Influence of Others on Male and Female Students’ Construction Education Domain Self-Efficacy and MotivationResearchers posit that persistence and achievement in STEM programs are related to students’self-efficacy beliefs. Vicarious experiences and verbal persuasions are often reported as sourcesof self-efficacy for women in non-traditional fields, and previous studies have observed apositive relationship between the influence of others and academic motivation. Research alsosuggests differences between men and women concerning how self-efficacy and motivationinfluence academic choice and performance in traditionally male-dominated fields.The existence of a role model or mentor has been shown to influence student’s self-efficacy andmotivation. These constructs were adapted to the construction education domain in a surveyinstrument that was administered to 587 students enrolled in construction management courses atthree universities. Mentors and role models were defined in this study as “persons of influence”on a respondent’s academic decisions; mentors give advice and support, whereas role modelsprovide inspiration.For male students, the mean levels of self-efficacy and motivation were significantly higher forthose who reported having a person of influence, versus those who did not (p = 0.000 for bothconstructs). The mean level of motivation was also significantly higher for female students witha person of influence versus those without (p = 0.017). While the mean level of self-efficacy wasalso higher for female students with a person of influence than females without a person ofinfluence (p = 0.175), the difference was not significant at the 0.05 level.Results indicate that having a person of influence was significantly and positively correlated withstudents’ construction education self-efficacy and motivation (r = 0.21, p < 0.001 and r = 0.26,p < 0.001, respectively). When data were stratified by gender, the correlation between having aperson of influence and motivation toward construction education remain significant and positivefor female (r = 0.31, p < 0.05) and male students (r = 0.26, p < 0.001). However, while having aperson of influence was significant and positively correlated with construction education self-efficacy for males (r = 0.22, p < 0.001), the correlation was positive but not significant at the0.05 level for females (r = 0.18, p = 0.175).Perceived self-efficacy, motivation, and the presence of mentors and role models have value aspredictors of career choice and student success. This paper contributes to the body of knowledgeby increasing the understanding of the influence of others on students’ academic performancewithin the construction education domain. Demographic characteristics of mentors and rolemodels are reported and cross-tabulation of the data by students’ gender are discussed.Conclusions, application of the results, and opportunities for continued research are presented.

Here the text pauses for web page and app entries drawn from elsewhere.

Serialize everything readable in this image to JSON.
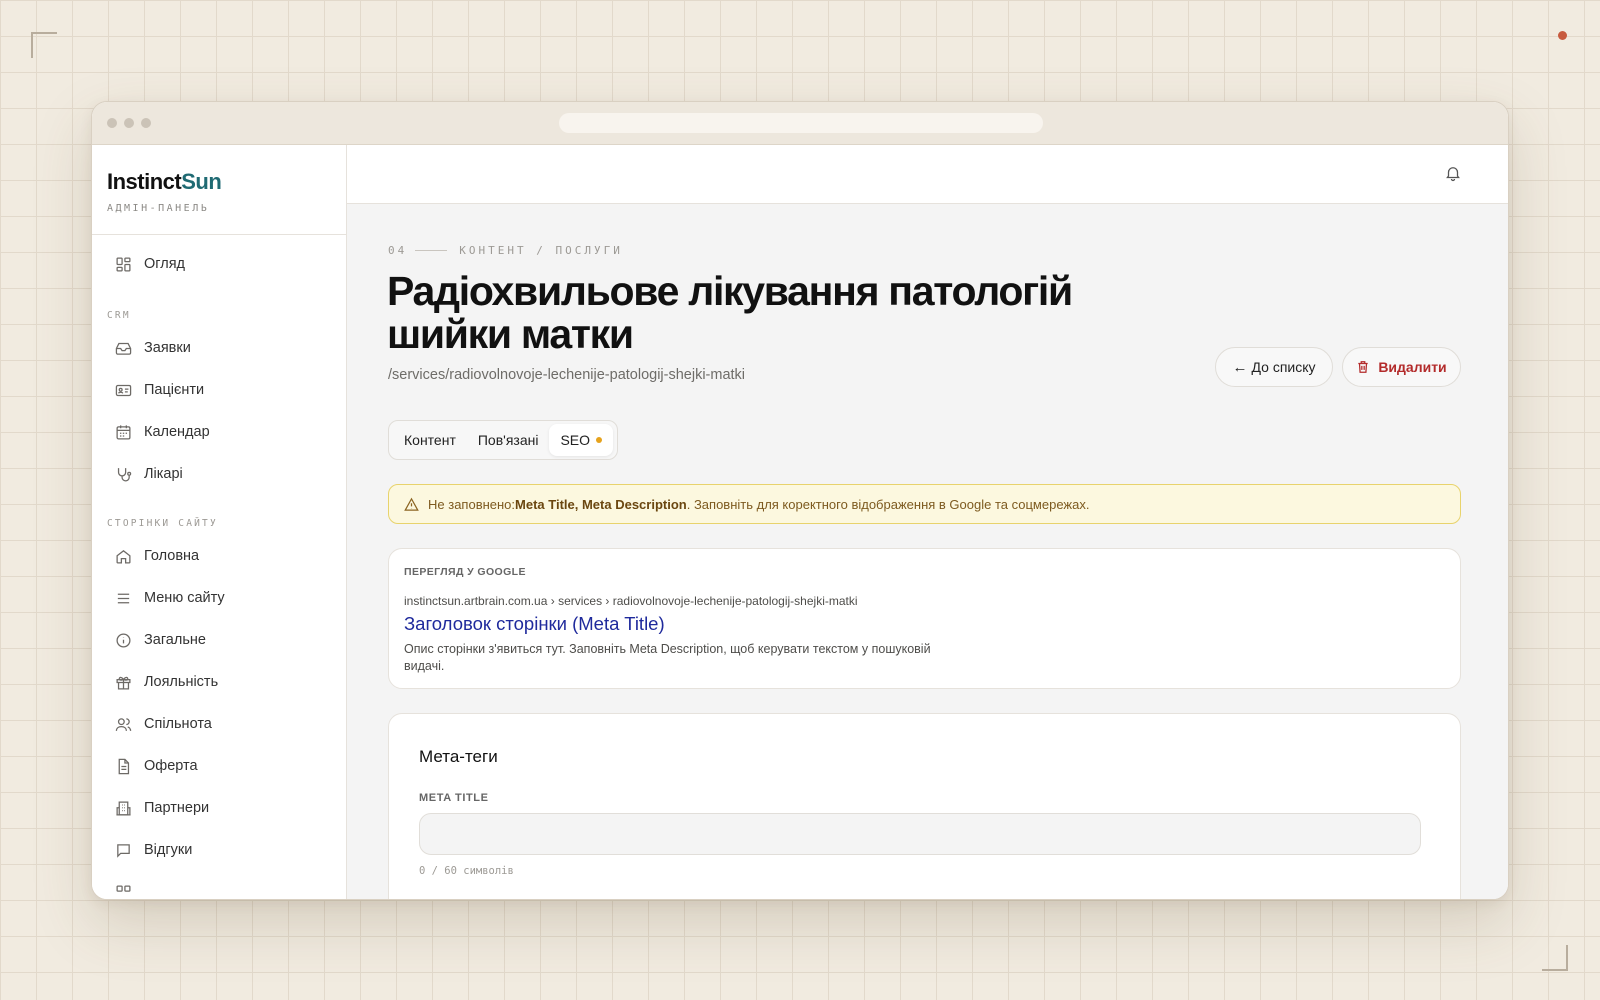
{
  "brand": {
    "name_part1": "Instinct",
    "name_part2": "Sun",
    "subtitle": "АДМІН-ПАНЕЛЬ"
  },
  "sidebar": {
    "overview": {
      "label": "Огляд",
      "icon": "grid-icon"
    },
    "crm_section": "CRM",
    "crm_items": [
      {
        "label": "Заявки",
        "icon": "inbox-icon"
      },
      {
        "label": "Пацієнти",
        "icon": "id-card-icon"
      },
      {
        "label": "Календар",
        "icon": "calendar-icon"
      },
      {
        "label": "Лікарі",
        "icon": "stethoscope-icon"
      }
    ],
    "pages_section": "СТОРІНКИ САЙТУ",
    "page_items": [
      {
        "label": "Головна",
        "icon": "home-icon"
      },
      {
        "label": "Меню сайту",
        "icon": "menu-icon"
      },
      {
        "label": "Загальне",
        "icon": "info-icon"
      },
      {
        "label": "Лояльність",
        "icon": "gift-icon"
      },
      {
        "label": "Спільнота",
        "icon": "users-icon"
      },
      {
        "label": "Оферта",
        "icon": "document-icon"
      },
      {
        "label": "Партнери",
        "icon": "building-icon"
      },
      {
        "label": "Відгуки",
        "icon": "message-icon"
      }
    ]
  },
  "header": {
    "step": "04",
    "breadcrumb": "КОНТЕНТ / ПОСЛУГИ",
    "title": "Радіохвильове лікування патологій шийки матки",
    "slug": "/services/radiovolnovoje-lechenije-patologij-shejki-matki"
  },
  "actions": {
    "back_label": "До списку",
    "back_arrow": "←",
    "delete_label": "Видалити"
  },
  "tabs": [
    {
      "label": "Контент"
    },
    {
      "label": "Пов'язані"
    },
    {
      "label": "SEO"
    }
  ],
  "alert": {
    "prefix": "Не заповнено: ",
    "fields": "Meta Title, Meta Description",
    "suffix": ". Заповніть для коректного відображення в Google та соцмережах."
  },
  "google_preview": {
    "caption": "ПЕРЕГЛЯД У GOOGLE",
    "url": "instinctsun.artbrain.com.ua › services › radiovolnovoje-lechenije-patologij-shejki-matki",
    "title": "Заголовок сторінки (Meta Title)",
    "description": "Опис сторінки з'явиться тут. Заповніть Meta Description, щоб керувати текстом у пошуковій видачі."
  },
  "meta_tags": {
    "heading": "Мета-теги",
    "meta_title_label": "META TITLE",
    "meta_title_value": "",
    "counter": "0 / 60 символів"
  },
  "colors": {
    "accent": "#1f6a73",
    "danger": "#b32b2b",
    "warning_bg": "#fcf8df",
    "warning_border": "#e8d36c",
    "seo_dot": "#e6a21c",
    "link": "#1f2a9c"
  }
}
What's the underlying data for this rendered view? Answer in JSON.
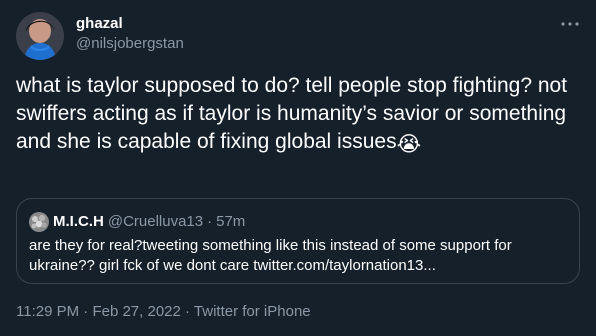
{
  "author": {
    "display_name": "ghazal",
    "handle": "@nilsjobergstan"
  },
  "tweet": {
    "text": "what is taylor supposed to do? tell people stop fighting? not swiffers acting as if taylor is humanity’s savior or something and she is capable of fixing global issues",
    "emoji": "😭"
  },
  "quote": {
    "display_name": "M.I.C.H",
    "handle": "@Cruelluva13",
    "separator": "·",
    "time": "57m",
    "text": "are they for real?tweeting something like this instead of some support for ukraine?? girl fck of we dont care twitter.com/taylornation13..."
  },
  "meta": {
    "time": "11:29 PM",
    "date": "Feb 27, 2022",
    "source": "Twitter for iPhone",
    "separator": "·"
  },
  "icons": {
    "more": "more-horizontal-icon"
  },
  "colors": {
    "background": "#15202b",
    "text_primary": "#ffffff",
    "text_secondary": "#8b98a5",
    "border": "#38444d"
  }
}
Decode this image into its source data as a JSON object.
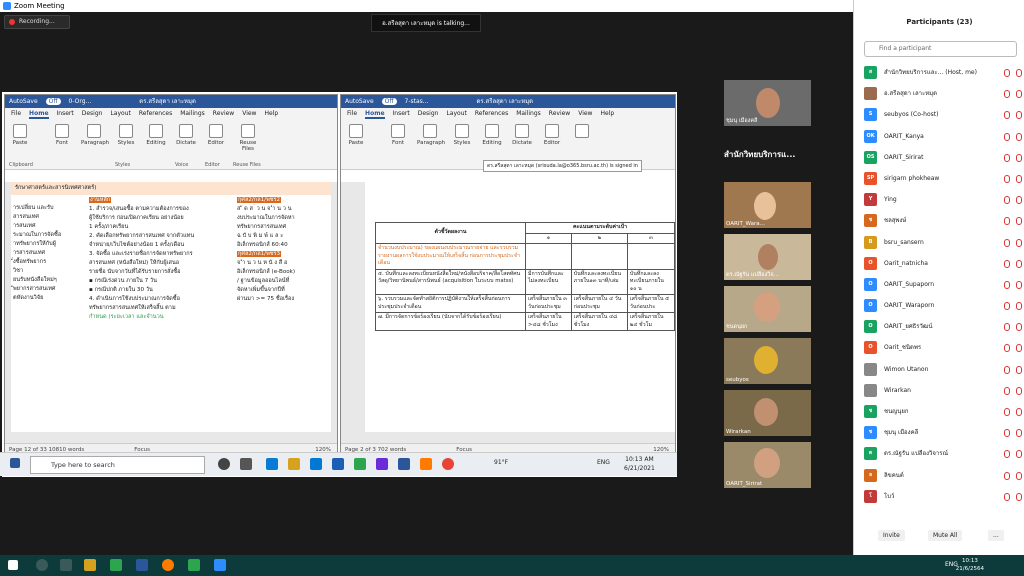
{
  "zoom": {
    "title": "Zoom Meeting",
    "recording": "Recording...",
    "talking": "อ.สรีลสุดา เลาะหมุด is  talking..."
  },
  "left_doc": {
    "autosave": "AutoSave",
    "off": "Off",
    "filename": "0-Org...",
    "user": "ดร.สรีลสุดา เลาะหมุด",
    "tabs": [
      "File",
      "Home",
      "Insert",
      "Design",
      "Layout",
      "References",
      "Mailings",
      "Review",
      "View",
      "Help"
    ],
    "buttons": [
      "Paste",
      "Font",
      "Paragraph",
      "Styles",
      "Editing",
      "Dictate",
      "Editor",
      "Reuse Files"
    ],
    "groups": [
      "Clipboard",
      "Styles",
      "Voice",
      "Editor",
      "Reuse Files"
    ],
    "header": "รักษาศาสตร์และสารนิเทศศาสตร์)",
    "col1": [
      "ารเปลี่ยน และรับ",
      "สารสนเทศ",
      "ารสนเทศ",
      "ระมาณในการจัดซื้อ",
      "าทรัพยากรให้กับผู้",
      "ารสารสนเทศ",
      "ั่งซื้อทรัพยากร",
      "วิชา",
      "ยนรับหนังสือใหม่ๆ",
      "ัพยากรสารสนเทศ",
      "ตหัดงานวิจัย"
    ],
    "col2_head": "งานหลัก",
    "col2": [
      "1. สำรวจ/เสนอซื้อ ตามความต้องการของ",
      "ผู้ใช้บริการ ก่อนเปิดภาคเรียน อย่างน้อย",
      "1 ครั้ง/ภาคเรียน",
      "2. คัดเลือกทรัพยากรสารสนเทศ จากตัวแทน",
      "จำหน่าย/เว็บไซต์อย่างน้อย 1 ครั้ง/เดือน",
      "3. จัดซื้อ และเร่งรายชื่อการจัดหาทรัพยากร",
      "สารสนเทศ (หนังสือใหม่) ให้กับผู้เสนอ",
      "รายชื่อ นับจากวันที่ได้รับรายการสั่งซื้อ",
      "▪ กรณีเร่งด่วน ภายใน 7 วัน",
      "▪ กรณีปกติ ภายใน 30 วัน",
      "4. ดำเนินการใช้งบประมาณการจัดซื้อ",
      "ทรัพยากรสารสนเทศให้เสร็จสิ้น ตาม",
      "กำหนด (ระยะเวลา และจำนวน"
    ],
    "col3_head": "กุศล2/กล1/พชร2",
    "col3": [
      "ส ั ด ส ่ ว น จ ำ น ว น",
      "งบประมาณในการจัดหา",
      "ทรัพยากรสารสนเทศ",
      "ฉ บั บ พิ ม พ์ แ ล ะ",
      "อิเล็กทรอนิกส์  60:40"
    ],
    "col3_head2": "กุศล2/กล1/พชร3",
    "col3b": [
      "จ ำ น ว น ห นั ง สื อ",
      "อิเล็กทรอนิกส์ (e-Book)",
      "/ ฐานข้อมูลออนไลน์ที่",
      "จัดหาเพิ่มขึ้นจากปีที่",
      "ผ่านมา >= 75 ชื่อเรื่อง"
    ],
    "status": "Page 12 of 33    10810 words",
    "focus": "Focus",
    "zoom": "120%"
  },
  "right_doc": {
    "autosave": "AutoSave",
    "off": "Off",
    "filename": "7-stas...",
    "user": "ดร.สรีลสุดา เลาะหมุด",
    "signin": "ดร.สรีลสุดา เลาะหมุด (srisuda.la@o365.bsru.ac.th) is signed in",
    "th_index": "ตัวชี้วัดผลงาน",
    "th_score": "คะแนนตามระดับค่าเป้า",
    "th_cols": [
      "๑",
      "๒",
      "๓"
    ],
    "rows": [
      {
        "c": "จำนวนงบประมาณ) ของแผนงบประมาณรายจ่าย และรวบรวมรายงานผลการใช้งบประมาณให้เสร็จสิ้น ก่อนการประชุมประจำเดือน",
        "v": [
          "",
          "",
          ""
        ]
      },
      {
        "c": "๕. บันทึกและลงทะเบียนหนังสือใหม่/หนังสือบริจาค/สื่อโสตทัศนวัสดุ/วิทยานิพนธ์/สารนิพนธ์ (acquisition ในระบบ matss)",
        "v": [
          "มีการบันทึกและไม่ลงทะเบียน",
          "บันทึกและลงทะเบียนภายใน๑๓ นาที/เล่ม",
          "บันทึกและลงทะเบียนภายใน ๑๐ น"
        ]
      },
      {
        "c": "๖. รวบรวมและจัดทำสถิติการปฏิบัติงานให้เสร็จสิ้นก่อนการประชุมประจำเดือน",
        "v": [
          "เสร็จสิ้นภายใน ๓ วันก่อนประชุม",
          "เสร็จสิ้นภายใน ๔ วันก่อนประชุม",
          "เสร็จสิ้นภายใน ๕ วันก่อนประ"
        ]
      },
      {
        "c": "๗. มีการจัดการข้อร้องเรียน (นับจากได้รับข้อร้องเรียน)",
        "v": [
          "เสร็จสิ้นภายใน >๔๘ ชั่วโมง",
          "เสร็จสิ้นภายใน ๔๘ ชั่วโมง",
          "เสร็จสิ้นภายใน ๒๔ ชั่วโม"
        ]
      }
    ],
    "status": "Page 2 of 3    702 words",
    "focus": "Focus",
    "zoom": "120%"
  },
  "taskbar": {
    "search": "Type here to search",
    "temp": "91°F",
    "lang": "ENG",
    "time": "10:13 AM",
    "date": "6/21/2021"
  },
  "participants": {
    "title": "Participants (23)",
    "search": "Find a participant",
    "list": [
      {
        "name": "สำนักวิทยบริการและ... (Host, me)",
        "av": "ส",
        "color": "#1aa260"
      },
      {
        "name": "อ.สรีลสุดา เลาะหมุด",
        "av": "",
        "color": "#9a6b4f"
      },
      {
        "name": "seubyos (Co-host)",
        "av": "S",
        "color": "#2d8cff"
      },
      {
        "name": "OARIT_Kanya",
        "av": "OK",
        "color": "#2d8cff"
      },
      {
        "name": "OARIT_Sirirat",
        "av": "OS",
        "color": "#1aa260"
      },
      {
        "name": "sirigarn phokheaw",
        "av": "SP",
        "color": "#e8532b"
      },
      {
        "name": "Ying",
        "av": "Y",
        "color": "#c23a3a"
      },
      {
        "name": "ชลสุพงษ์",
        "av": "ช",
        "color": "#d6691d"
      },
      {
        "name": "bsru_sansern",
        "av": "B",
        "color": "#d69b1d"
      },
      {
        "name": "Oarit_natnicha",
        "av": "O",
        "color": "#e8532b"
      },
      {
        "name": "OARIT_Supaporn",
        "av": "O",
        "color": "#2d8cff"
      },
      {
        "name": "OARIT_Waraporn",
        "av": "O",
        "color": "#2d8cff"
      },
      {
        "name": "OARIT_ยศธิรวัฒน์",
        "av": "O",
        "color": "#1aa260"
      },
      {
        "name": "Oarit_ชนิดพร",
        "av": "O",
        "color": "#e8532b"
      },
      {
        "name": "Wimon Utanon",
        "av": "",
        "color": "#888"
      },
      {
        "name": "Wirarkan",
        "av": "",
        "color": "#888"
      },
      {
        "name": "ชนญนุยก",
        "av": "ช",
        "color": "#1aa260"
      },
      {
        "name": "ชุมนุ เมืองคลี",
        "av": "ช",
        "color": "#2d8cff"
      },
      {
        "name": "ดร.ณัฐรัน แปลืองวิจารณ์",
        "av": "ด",
        "color": "#1aa260"
      },
      {
        "name": "ลิขคนต์",
        "av": "ล",
        "color": "#d6691d"
      },
      {
        "name": "โบว์",
        "av": "โ",
        "color": "#c23a3a"
      }
    ],
    "invite": "Invite",
    "muteall": "Mute All",
    "more": "..."
  },
  "videos": [
    {
      "name": "ชุมนุ เมืองคลี"
    },
    {
      "name": "สำนักวิทยบริการแ..."
    },
    {
      "name": "OARIT_Wara..."
    },
    {
      "name": "ดร.ณัฐรัน แปลืองวิจ..."
    },
    {
      "name": "ชนดนุยก"
    },
    {
      "name": "seubyos"
    },
    {
      "name": "Wirarkan"
    },
    {
      "name": "OARIT_Sirirat"
    }
  ],
  "wintaskbar": {
    "time": "10:13",
    "date": "21/6/2564",
    "lang": "ENG"
  }
}
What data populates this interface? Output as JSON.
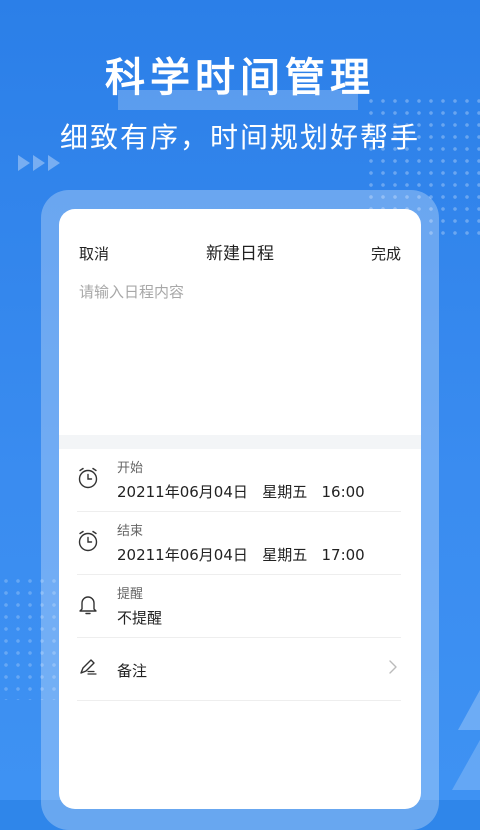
{
  "promo": {
    "headline": "科学时间管理",
    "subline": "细致有序，时间规划好帮手"
  },
  "form": {
    "cancel_label": "取消",
    "title": "新建日程",
    "done_label": "完成",
    "content_placeholder": "请输入日程内容",
    "content_value": ""
  },
  "rows": {
    "start": {
      "label": "开始",
      "value": "20211年06月04日   星期五   16:00",
      "icon": "clock-icon"
    },
    "end": {
      "label": "结束",
      "value": "20211年06月04日   星期五   17:00",
      "icon": "clock-icon"
    },
    "reminder": {
      "label": "提醒",
      "value": "不提醒",
      "icon": "bell-icon"
    },
    "note": {
      "value": "备注",
      "icon": "pen-icon"
    }
  },
  "colors": {
    "background": "#2f86ea",
    "card": "#ffffff",
    "text_primary": "#222222",
    "text_placeholder": "#a8a8a8"
  }
}
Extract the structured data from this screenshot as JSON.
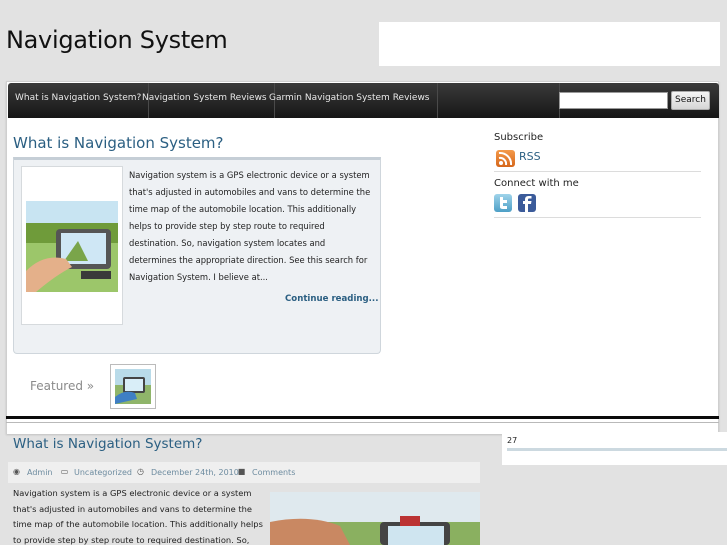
{
  "site": {
    "title": "Navigation System"
  },
  "nav": {
    "items": [
      {
        "label": "What is Navigation System?"
      },
      {
        "label": "Navigation System Reviews"
      },
      {
        "label": "Garmin Navigation System Reviews"
      }
    ],
    "search": {
      "value": "",
      "button_label": "Search"
    }
  },
  "post": {
    "title": "What is Navigation System?",
    "excerpt": "Navigation system is a GPS electronic device or a system that's adjusted in automobiles and vans to determine the time map of the automobile location. This additionally helps to provide step by step route to required destination. So, navigation system locates and determines the appropriate direction. See this search for Navigation System. I believe at...",
    "continue_label": "Continue reading..."
  },
  "featured": {
    "label": "Featured »"
  },
  "sidebar": {
    "subscribe_heading": "Subscribe",
    "rss_label": "RSS",
    "connect_heading": "Connect with me"
  },
  "post2": {
    "title": "What is Navigation System?",
    "meta": {
      "author": "Admin",
      "category": "Uncategorized",
      "date": "December 24th, 2010",
      "comments": "Comments"
    },
    "text": "Navigation system is a GPS electronic device or a system that's adjusted in automobiles and vans to determine the time map of the automobile location. This additionally helps to provide step by step route to required destination. So, navigation system"
  },
  "side2": {
    "number": "27"
  },
  "colors": {
    "link": "#2b5f82",
    "nav_bg": "#1f1f1f",
    "rss": "#e87b2c",
    "facebook": "#3b5b9a",
    "twitter": "#6db6d9"
  },
  "icons": [
    "rss-icon",
    "twitter-icon",
    "facebook-icon",
    "user-icon",
    "folder-icon",
    "clock-icon",
    "comment-icon"
  ]
}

Thevenin, M. K., & Elliott, J. W. (2015, June), Exploring Relationships Between Persons of Influence, Self-Efficacy, and Motivation Among Male and Female Construction Management Students Paper presented at 2015 ASEE Annual Conference & Exposition, Seattle, Washington. 10.18260/p.24069

ASEE holds the copyright on this document. It may be read by the public free of charge. Authors may archive their work on personal websites or in institutional repositories with the following citation: © 2015 American Society for Engineering Education. Other scholars may excerpt or quote from these materials with the same citation. When excerpting or quoting from Conference Proceedings, authors should, in addition to noting the ASEE copyright, list all the original authors and their institutions and name the host city of the conference. - Last updated April 1, 2015